Malaysian jihadist takes over ISIS Southeast Asia

After the death of ISIS –Southeast Asia leader Isnilon Hapilon, a new ISIS Southeast Asia leader emerges.

Abu Sayyaf group, Malaysia
Filipino soldiers stand near the bodies of members of Abu Sayyaf group, killed during a firefight with government soldiers, after they rescued two Indonesian hostages from Islamist militant captors, in Jolo, Sulu in southern Philippines, September 7, 2017 Reuters

Police authorities have identified the successor of former ISIS-inspired leader for Southeast Asia Isnilon Hapilon, who was killed in a heavy encounter between Philippine security forces and members of the local militant group in Marawi City.

According to police authorities, Malaysia extremist Amin Baco assumed the role of the new "emir" of the ISIS franchise in Southeast Asia.

Police Chief Ronald Bato confirmed the report after security forces arrested another terrorist Muhammad Ilham Syaputra, an Indonesia national, who confessed that Baco is now leading the ISIS-inspired militant group in Southeast Asia.

Syaptura, who is an IT graduate, was the ISIS local group's drone operator and was involved in monitoring the movements of the Philippine soldiers during the first days of the Marawi battle that started on May 23.

Baco was reported to leave Marawi City at the height of the battle but police intelligence officials said they are still trying to verify the information.

The ISIS franchise was earlier led by Isnilon Hapilon of the Abu Sayyaf Group, a militant group operating in Basilan Province and Omar Maute from Lanao Sur Province.
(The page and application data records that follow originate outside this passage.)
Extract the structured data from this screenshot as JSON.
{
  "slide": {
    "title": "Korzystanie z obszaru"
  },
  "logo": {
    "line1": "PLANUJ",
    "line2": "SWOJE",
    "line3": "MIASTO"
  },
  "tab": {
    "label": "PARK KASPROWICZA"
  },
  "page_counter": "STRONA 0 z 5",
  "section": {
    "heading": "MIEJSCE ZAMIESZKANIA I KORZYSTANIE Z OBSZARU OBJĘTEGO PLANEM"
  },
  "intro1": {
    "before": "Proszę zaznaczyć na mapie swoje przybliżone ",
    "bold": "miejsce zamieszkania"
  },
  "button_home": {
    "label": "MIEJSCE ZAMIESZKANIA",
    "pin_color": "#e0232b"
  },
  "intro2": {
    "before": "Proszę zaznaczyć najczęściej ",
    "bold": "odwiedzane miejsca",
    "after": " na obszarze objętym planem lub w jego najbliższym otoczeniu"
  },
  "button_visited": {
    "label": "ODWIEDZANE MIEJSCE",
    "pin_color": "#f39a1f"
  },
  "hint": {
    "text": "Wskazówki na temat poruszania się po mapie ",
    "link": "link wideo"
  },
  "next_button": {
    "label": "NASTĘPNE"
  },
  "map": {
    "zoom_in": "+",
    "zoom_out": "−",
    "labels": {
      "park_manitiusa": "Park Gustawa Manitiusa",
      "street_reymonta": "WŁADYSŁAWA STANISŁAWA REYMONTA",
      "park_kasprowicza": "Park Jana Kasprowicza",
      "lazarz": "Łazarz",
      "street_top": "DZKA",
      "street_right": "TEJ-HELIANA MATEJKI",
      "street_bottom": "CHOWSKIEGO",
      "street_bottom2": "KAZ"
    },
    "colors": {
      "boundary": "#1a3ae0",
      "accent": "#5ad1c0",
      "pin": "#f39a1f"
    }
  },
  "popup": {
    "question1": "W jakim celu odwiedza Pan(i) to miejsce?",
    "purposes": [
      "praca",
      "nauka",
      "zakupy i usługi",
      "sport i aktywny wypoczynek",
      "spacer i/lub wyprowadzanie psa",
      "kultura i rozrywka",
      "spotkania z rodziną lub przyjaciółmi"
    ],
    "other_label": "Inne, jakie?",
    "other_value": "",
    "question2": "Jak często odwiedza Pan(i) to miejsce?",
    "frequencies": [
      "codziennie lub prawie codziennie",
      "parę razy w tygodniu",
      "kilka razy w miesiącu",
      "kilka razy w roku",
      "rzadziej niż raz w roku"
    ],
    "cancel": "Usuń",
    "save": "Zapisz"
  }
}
Both leaders were killed when the Philippine military launched heavy bombing on their suspected strongholds in Marawi last October 16.

The new ISIS leader for Southeast Asia traces his militant experience with the Jemaah Islamiyah (JI), a regional terrorist network operating in the Southern Philippines. He was known to be a close-in associate of Malaysian terrorist Zulkifli bin Hir alias Marwan.

Marwan is Asia's most wanted terrorist for leading many bomb attacks in different parts of Southeast Asia with US$5 million reward money on his head offered by the US government.

He was killed during an encounter with the PNP special action forces that also cost the lives of 44 policemen on January 25, 2015.

While the Philippine government claimed the war in Marawi is over, there are still dozens of terrorist fighters, known as stragglers, fighting back Philippine soldiers in the country's sole Islamic City.